These three businesses to which I refer are not any of them concerned in what we speak of as war material, and while they may be able more or less to maintain their rate of profit can only really maintain their position by finding very considerable additional capital. To my knowledge in one case the burden has already become almost greater than can be borne, and, therefore, I submit that where the double Income Tax operates to the extent of calling upon the business to pay 17s. or 18s. in the £, it is already overburdened, and we must anticipate that, in the course of a short time, if additional taxation is to be imposed, some at least of these businesses will have to go under. I recognise, first of all, that the right hon. Gentleman has got to take such steps as he possibly can in every direction to raise money to meet the War expenditure, so long as he can do that without prejudicing our future interests. If the position I am representing to him was one in which the crushing out of the businesses to which I refer merely meant transfer to other British firms or to other concerns from which the right hon. Gentleman might obtain, more or less, the same amount of revenue, then my point would have no reference whatever to actuality. But of my absolute knowledge and personal experience the operation of this double tax is going to have the effect in some cases of crushing out British-owned businesses and leaving them absolutely and entirely to be picked up by American businesses in the United States.

If that does happen—and I am sure it will happen in certain of the cases which I am submitting—it is not only going to mean depreciating British work and industry in different parts of the world, but, apart from the United States, it is going to deprive the right hon. Gentleman more and more, in proportion as this burden presses upon the businesses, of the means next year and afterwards of raising the considerable sums of money which he is now enjoying. That is really all I want to submit to him—the whole of my general point. I venture to think that he will recognise, assuming my representations are well founded, that it is a point which he ought, in the interests of the Exchequer and in the interests of British finance in the immediate future, to give his personal attention to. So far as I am personally concerned—I cannot speak for the other three firms, because we all know how reticent everyone is in offering freely to submit all private facts and figures to Government Departments—but as far as lies in my power and my particular experience, I am perfectly willing to have an investigation made to show what has happened in my own case. I do not, however, want to appear here to be representing to the House my own interests, except so far as my own knowledge does place me in a position to point to my right hon. Friend, and to the Government, what I know is taking place, and what I am sure is going to happen. With these few words I leave this matter confidently in the hands of the right hon.

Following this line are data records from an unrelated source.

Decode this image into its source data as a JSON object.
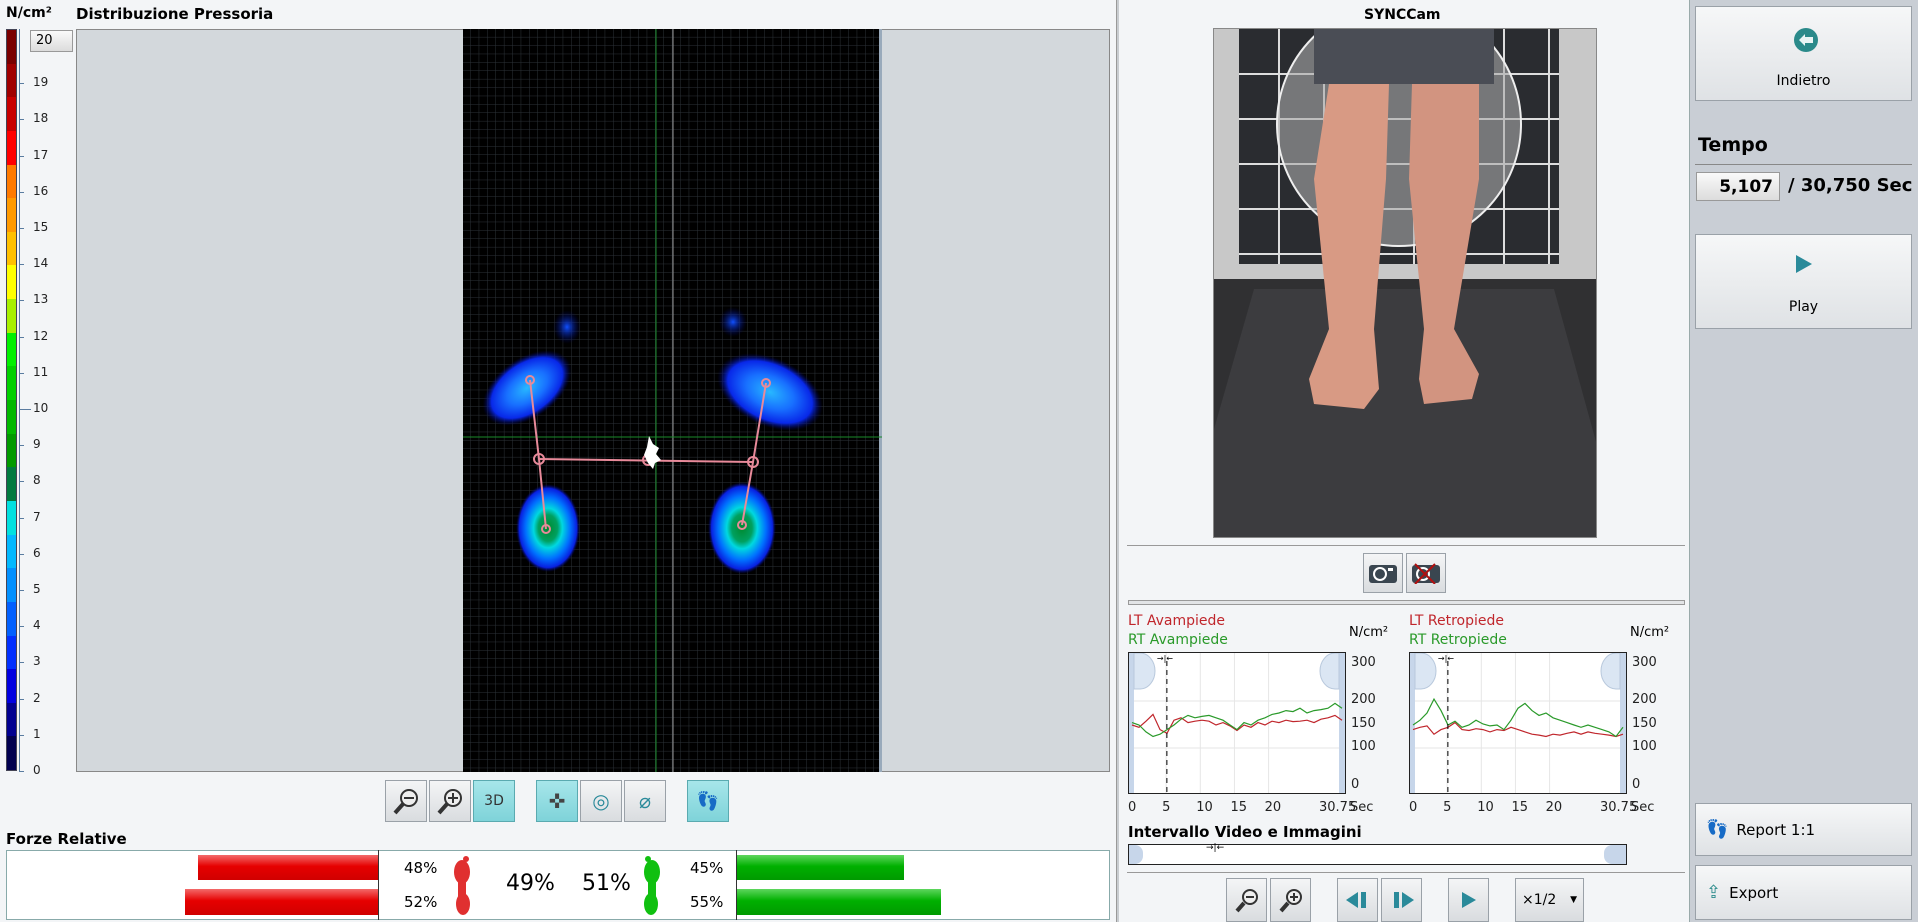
{
  "pressure": {
    "title": "Distribuzione Pressoria",
    "unit": "N/cm²",
    "scale_max_value": "20",
    "scale_ticks": [
      "19",
      "18",
      "17",
      "16",
      "15",
      "14",
      "13",
      "12",
      "11",
      "10",
      "9",
      "8",
      "7",
      "6",
      "5",
      "4",
      "3",
      "2",
      "1",
      "0"
    ],
    "scale_colors": [
      "#7a0000",
      "#a00000",
      "#c80000",
      "#ff0000",
      "#ff7a00",
      "#ff9a00",
      "#ffc000",
      "#ffff00",
      "#a8f000",
      "#00f000",
      "#00d000",
      "#00b800",
      "#009a00",
      "#007a40",
      "#00e0e0",
      "#00b8ff",
      "#0090ff",
      "#0060ff",
      "#0030ff",
      "#0000e0",
      "#000090",
      "#000050"
    ],
    "toolbar": {
      "zoom_out": "zoom-out",
      "zoom_in": "zoom-in",
      "three_d_label": "3D"
    }
  },
  "forces": {
    "title": "Forze Relative",
    "left_fore": "48%",
    "left_rear": "52%",
    "left_total": "49%",
    "right_total": "51%",
    "right_fore": "45%",
    "right_rear": "55%",
    "left_fore_value": 48,
    "left_rear_value": 52,
    "right_fore_value": 45,
    "right_rear_value": 55,
    "left_color": "#e60000",
    "right_color": "#00a000"
  },
  "cam": {
    "title": "SYNCCam"
  },
  "chart_data": [
    {
      "type": "line",
      "title": "Avampiede",
      "legend": [
        "LT Avampiede",
        "RT Avampiede"
      ],
      "ylabel": "N/cm²",
      "xlabel": "Sec",
      "x_ticks": [
        "0",
        "5",
        "10",
        "15",
        "20",
        "30.75"
      ],
      "x_tick_values": [
        0,
        5,
        10,
        15,
        20,
        30.75
      ],
      "y_ticks": [
        "300",
        "200",
        "150",
        "100",
        "0"
      ],
      "y_tick_values": [
        300,
        200,
        150,
        100,
        0
      ],
      "xlim": [
        0,
        30.75
      ],
      "ylim": [
        0,
        300
      ],
      "cursor": 5.107,
      "series": [
        {
          "name": "LT Avampiede",
          "color": "#c0262c",
          "values": [
            150,
            145,
            158,
            172,
            140,
            132,
            160,
            165,
            155,
            158,
            160,
            158,
            150,
            155,
            148,
            138,
            150,
            145,
            155,
            150,
            158,
            155,
            160,
            157,
            158,
            160,
            155,
            162,
            165,
            170,
            160
          ]
        },
        {
          "name": "RT Avampiede",
          "color": "#2a9a2a",
          "values": [
            155,
            150,
            135,
            125,
            130,
            140,
            150,
            162,
            170,
            165,
            168,
            170,
            165,
            160,
            150,
            140,
            155,
            150,
            160,
            165,
            172,
            175,
            180,
            178,
            185,
            175,
            180,
            182,
            185,
            195,
            185
          ]
        }
      ]
    },
    {
      "type": "line",
      "title": "Retropiede",
      "legend": [
        "LT Retropiede",
        "RT Retropiede"
      ],
      "ylabel": "N/cm²",
      "xlabel": "Sec",
      "x_ticks": [
        "0",
        "5",
        "10",
        "15",
        "20",
        "30.75"
      ],
      "x_tick_values": [
        0,
        5,
        10,
        15,
        20,
        30.75
      ],
      "y_ticks": [
        "300",
        "200",
        "150",
        "100",
        "0"
      ],
      "y_tick_values": [
        300,
        200,
        150,
        100,
        0
      ],
      "xlim": [
        0,
        30.75
      ],
      "ylim": [
        0,
        300
      ],
      "cursor": 5.107,
      "series": [
        {
          "name": "LT Retropiede",
          "color": "#c0262c",
          "values": [
            140,
            145,
            148,
            130,
            140,
            145,
            155,
            140,
            138,
            142,
            140,
            135,
            140,
            138,
            145,
            140,
            135,
            130,
            128,
            125,
            130,
            128,
            132,
            135,
            130,
            135,
            132,
            130,
            128,
            125,
            130
          ]
        },
        {
          "name": "RT Retropiede",
          "color": "#2a9a2a",
          "values": [
            150,
            160,
            175,
            205,
            180,
            150,
            158,
            145,
            150,
            160,
            152,
            148,
            150,
            140,
            160,
            185,
            195,
            180,
            170,
            175,
            165,
            160,
            155,
            150,
            145,
            150,
            145,
            140,
            135,
            125,
            145
          ]
        }
      ]
    }
  ],
  "interval": {
    "title": "Intervallo Video e Immagini",
    "speed": "×1/2"
  },
  "side": {
    "back_label": "Indietro",
    "time_title": "Tempo",
    "time_value": "5,107",
    "time_total": "/ 30,750 Sec",
    "play_label": "Play",
    "report_label": "Report 1:1",
    "export_label": "Export"
  }
}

Gentleman, for I feel sure he will be willing to give his careful attention to the matter, in the interests of national finance.

Question put, and agreed to.

Bill accordingly read the third time, and passed.